The National Housing Federation and their members wanted to better understand how supported housing specifically impacts homelessness, health and wellbeing. They also wanted to further understand the challenges that it faces and the ways in which it supports and interacts with the NHS, social care, the justice system and other public services.
They commissioned Imogen Blood & Associates (opens new window), in partnership with the Centre for Housing Policy at the University of York, to carry out this research.
The research comprised a snapshot survey of 2119 individuals living in supported housing projects for working age adults on 1 August 2022, alongside in-depth, qualitative interviews with 30 professionals working within the sector.
Some of the key findings included:
- Good quality supported housing has a significant positive impact on its residents’ health, wellbeing and sense of social connection.
- Supported housing plays a critical role in reducing homelessness and relieving pressures on the social care, health, criminal justice and housing sectors - ultimately lessening demands on the public purse.
- Short-term and transitional supported housing is playing a key role in reducing and/or preventing higher-risk forms of homelessness, such as rough sleeping.
- Supported housing residents have complex needs: 9 out of 10 have at least one health condition or disability (including substance misuse, mental ill-health, learning disability/autistic spectrum disorder and physical conditions), and half of them are experiencing more than one of these conditions.

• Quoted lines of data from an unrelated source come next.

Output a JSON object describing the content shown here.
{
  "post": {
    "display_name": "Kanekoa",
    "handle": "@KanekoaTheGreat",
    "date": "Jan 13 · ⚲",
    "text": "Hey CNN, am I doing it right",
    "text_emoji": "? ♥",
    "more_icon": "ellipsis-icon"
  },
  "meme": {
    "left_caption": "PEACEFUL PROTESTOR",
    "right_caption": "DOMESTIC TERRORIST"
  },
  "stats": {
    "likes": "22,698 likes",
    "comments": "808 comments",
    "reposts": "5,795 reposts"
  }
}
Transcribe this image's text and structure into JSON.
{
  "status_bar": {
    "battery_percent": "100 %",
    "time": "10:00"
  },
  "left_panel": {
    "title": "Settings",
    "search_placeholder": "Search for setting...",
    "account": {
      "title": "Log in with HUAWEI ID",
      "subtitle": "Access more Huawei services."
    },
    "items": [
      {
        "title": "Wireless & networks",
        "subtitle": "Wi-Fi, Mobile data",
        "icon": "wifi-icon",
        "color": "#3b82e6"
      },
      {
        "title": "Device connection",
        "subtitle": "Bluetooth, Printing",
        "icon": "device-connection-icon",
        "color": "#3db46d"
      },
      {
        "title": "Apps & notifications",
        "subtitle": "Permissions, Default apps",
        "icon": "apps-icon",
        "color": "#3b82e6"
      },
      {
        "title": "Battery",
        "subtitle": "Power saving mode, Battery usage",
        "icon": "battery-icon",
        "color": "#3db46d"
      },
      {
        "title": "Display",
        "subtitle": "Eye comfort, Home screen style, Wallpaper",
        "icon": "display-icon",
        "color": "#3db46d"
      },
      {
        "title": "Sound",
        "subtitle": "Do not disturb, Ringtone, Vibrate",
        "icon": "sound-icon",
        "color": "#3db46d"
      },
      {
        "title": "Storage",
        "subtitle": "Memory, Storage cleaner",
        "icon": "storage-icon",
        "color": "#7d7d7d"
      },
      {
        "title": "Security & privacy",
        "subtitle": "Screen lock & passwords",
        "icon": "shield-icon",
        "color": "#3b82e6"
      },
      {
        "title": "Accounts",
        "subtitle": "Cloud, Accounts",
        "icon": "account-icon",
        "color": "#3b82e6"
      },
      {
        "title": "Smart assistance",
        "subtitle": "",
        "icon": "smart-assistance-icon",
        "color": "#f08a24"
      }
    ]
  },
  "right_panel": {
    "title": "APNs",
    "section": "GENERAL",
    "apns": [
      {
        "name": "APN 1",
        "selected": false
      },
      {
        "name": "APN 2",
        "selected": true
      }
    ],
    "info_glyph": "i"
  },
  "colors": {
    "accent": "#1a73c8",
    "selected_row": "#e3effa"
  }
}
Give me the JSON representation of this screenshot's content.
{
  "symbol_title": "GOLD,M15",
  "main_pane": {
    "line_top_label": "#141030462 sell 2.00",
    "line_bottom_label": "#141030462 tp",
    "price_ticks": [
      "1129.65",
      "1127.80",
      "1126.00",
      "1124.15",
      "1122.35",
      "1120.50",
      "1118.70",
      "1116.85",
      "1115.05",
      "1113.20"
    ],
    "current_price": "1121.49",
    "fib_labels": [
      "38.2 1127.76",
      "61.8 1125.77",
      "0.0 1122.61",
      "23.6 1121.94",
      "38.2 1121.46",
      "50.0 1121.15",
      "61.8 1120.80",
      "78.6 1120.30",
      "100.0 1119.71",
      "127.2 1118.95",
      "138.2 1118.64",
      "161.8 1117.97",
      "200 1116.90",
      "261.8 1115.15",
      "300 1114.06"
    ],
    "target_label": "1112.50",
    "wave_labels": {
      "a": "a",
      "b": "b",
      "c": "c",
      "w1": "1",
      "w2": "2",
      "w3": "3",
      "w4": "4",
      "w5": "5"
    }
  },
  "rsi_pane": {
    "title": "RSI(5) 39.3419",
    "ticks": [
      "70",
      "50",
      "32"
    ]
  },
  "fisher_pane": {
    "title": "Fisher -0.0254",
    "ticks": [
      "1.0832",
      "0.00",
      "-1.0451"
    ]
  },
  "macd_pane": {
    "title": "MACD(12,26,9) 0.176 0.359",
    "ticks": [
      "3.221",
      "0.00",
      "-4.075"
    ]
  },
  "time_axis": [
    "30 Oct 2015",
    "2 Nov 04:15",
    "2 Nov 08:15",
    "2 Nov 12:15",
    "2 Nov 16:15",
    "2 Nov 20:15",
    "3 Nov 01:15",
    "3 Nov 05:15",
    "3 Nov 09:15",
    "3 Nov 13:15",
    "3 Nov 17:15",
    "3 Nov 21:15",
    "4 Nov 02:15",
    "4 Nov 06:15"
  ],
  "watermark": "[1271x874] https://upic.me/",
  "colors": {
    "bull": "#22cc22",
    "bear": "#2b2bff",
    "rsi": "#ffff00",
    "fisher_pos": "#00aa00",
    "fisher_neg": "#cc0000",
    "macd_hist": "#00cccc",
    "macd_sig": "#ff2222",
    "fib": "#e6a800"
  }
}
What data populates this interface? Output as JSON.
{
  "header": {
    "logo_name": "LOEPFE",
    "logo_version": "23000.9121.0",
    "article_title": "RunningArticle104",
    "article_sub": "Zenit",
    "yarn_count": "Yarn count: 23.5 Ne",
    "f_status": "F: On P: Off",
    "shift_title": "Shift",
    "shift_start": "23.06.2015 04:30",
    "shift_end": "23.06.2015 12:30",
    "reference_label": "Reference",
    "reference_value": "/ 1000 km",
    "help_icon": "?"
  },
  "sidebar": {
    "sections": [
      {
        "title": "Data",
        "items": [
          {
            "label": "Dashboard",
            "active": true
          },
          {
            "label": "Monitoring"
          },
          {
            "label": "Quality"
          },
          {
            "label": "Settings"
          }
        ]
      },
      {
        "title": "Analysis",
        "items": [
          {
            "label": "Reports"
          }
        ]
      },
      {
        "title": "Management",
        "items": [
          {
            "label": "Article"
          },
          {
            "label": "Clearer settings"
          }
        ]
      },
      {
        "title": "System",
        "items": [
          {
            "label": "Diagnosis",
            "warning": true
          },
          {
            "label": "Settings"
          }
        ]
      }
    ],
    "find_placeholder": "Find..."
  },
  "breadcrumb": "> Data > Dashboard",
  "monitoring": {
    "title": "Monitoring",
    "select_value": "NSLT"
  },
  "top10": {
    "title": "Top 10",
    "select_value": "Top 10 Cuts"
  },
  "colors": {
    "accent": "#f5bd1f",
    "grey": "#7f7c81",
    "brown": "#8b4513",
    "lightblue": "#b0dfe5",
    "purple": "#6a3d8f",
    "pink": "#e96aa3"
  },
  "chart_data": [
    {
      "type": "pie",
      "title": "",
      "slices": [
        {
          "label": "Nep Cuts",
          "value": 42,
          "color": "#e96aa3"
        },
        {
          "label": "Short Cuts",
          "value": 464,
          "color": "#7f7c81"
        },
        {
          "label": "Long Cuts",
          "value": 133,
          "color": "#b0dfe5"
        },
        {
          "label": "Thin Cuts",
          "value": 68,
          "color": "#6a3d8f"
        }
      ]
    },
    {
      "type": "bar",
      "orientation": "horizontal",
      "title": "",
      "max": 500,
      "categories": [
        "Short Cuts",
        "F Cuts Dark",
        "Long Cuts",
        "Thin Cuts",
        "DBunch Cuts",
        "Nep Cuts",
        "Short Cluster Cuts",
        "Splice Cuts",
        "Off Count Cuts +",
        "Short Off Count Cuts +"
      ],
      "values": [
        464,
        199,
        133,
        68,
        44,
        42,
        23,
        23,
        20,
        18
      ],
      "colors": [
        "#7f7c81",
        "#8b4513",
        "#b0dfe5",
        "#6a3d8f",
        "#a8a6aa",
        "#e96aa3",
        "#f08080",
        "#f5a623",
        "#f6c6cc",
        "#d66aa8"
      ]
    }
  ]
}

- Were it not for supported housing, there would be an increase in core homelessness of around 41,000 people, with a further 30,000 people at significant risk of future homelessness (the cost to the public purse of long-term homelessness has been estimated at over £40,000 per person per year).
- One of the biggest challenges facing supported housing is the reduction in funding over time.
- The ability to move people on into independent tenancies is limited by a lack of affordable and suitable housing